Author: Venessa Holtzhausen
There is probably not a single person alive who isn’t familiar with the word “Hallelujah”. We’ve all heard this word repeated time and again in various contexts. Hallelujah is a Hebrew loan word, it was incorporated into the English language from Hebrew. But what does this word mean in Hebrew?
The word “Hallelujah” (הללויה) is actually two Hebrew words put together: “Hallelu” (הללו) and “Yah” (יה). We call them compound words. Literally “Hallelu” is an exhortation to praise someone or something, addressed to more than one person. The old English translation of “Praise, ye” is, therefore, accurate. “Yah” is a version of יהוה “YHWH” – the English transliteration of the covenant name of Israel’s God.
Jewish belief holds that this name is too holy to be pronounced at all. And regardless, no one knows how to pronounce it correctly. The original Hebrew did not use vowels but only consonants. Most translators, both Jewish and Christian, used the word “Lord” instead. This is a rough translation of another Hebrew name for God (אֲדונָי Adonai).
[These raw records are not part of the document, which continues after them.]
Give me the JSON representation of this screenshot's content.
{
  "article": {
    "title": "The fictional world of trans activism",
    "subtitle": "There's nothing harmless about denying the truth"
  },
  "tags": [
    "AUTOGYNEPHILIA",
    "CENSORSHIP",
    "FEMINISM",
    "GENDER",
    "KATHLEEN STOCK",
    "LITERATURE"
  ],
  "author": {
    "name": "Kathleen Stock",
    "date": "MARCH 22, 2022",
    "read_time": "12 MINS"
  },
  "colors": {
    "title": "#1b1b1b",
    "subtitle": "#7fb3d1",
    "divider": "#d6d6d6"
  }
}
To signify that YHWH is the original Hebrew word used in the text – all capital letters were used (“LORD” and not simply “Lord”). In Jewish tradition for many centuries people referred to this most holy name of God by simply referring to it as “The Name” (HaShem) or at times even the longer replacement versions such as “Holy One, Blessed be He” (HaKadosh Baruch Chu).
Today’s modern Christ followers are divided over the appropriateness of the translation (LORD), some preferring to pronounce the actual name (forbidden for pronunciation in Judaism) believing that this makes the faith more authentic and original, while others stick with the Jewish/Christian traditional ways of expressing their devotion. No matter on what side of the debate we find ourselves, we must both affirm the much needed authenticity and Israelite character of our modern prayers without losing sight of the graciousness of Israel’s God who is far more concerned about our hearts than about our grammar.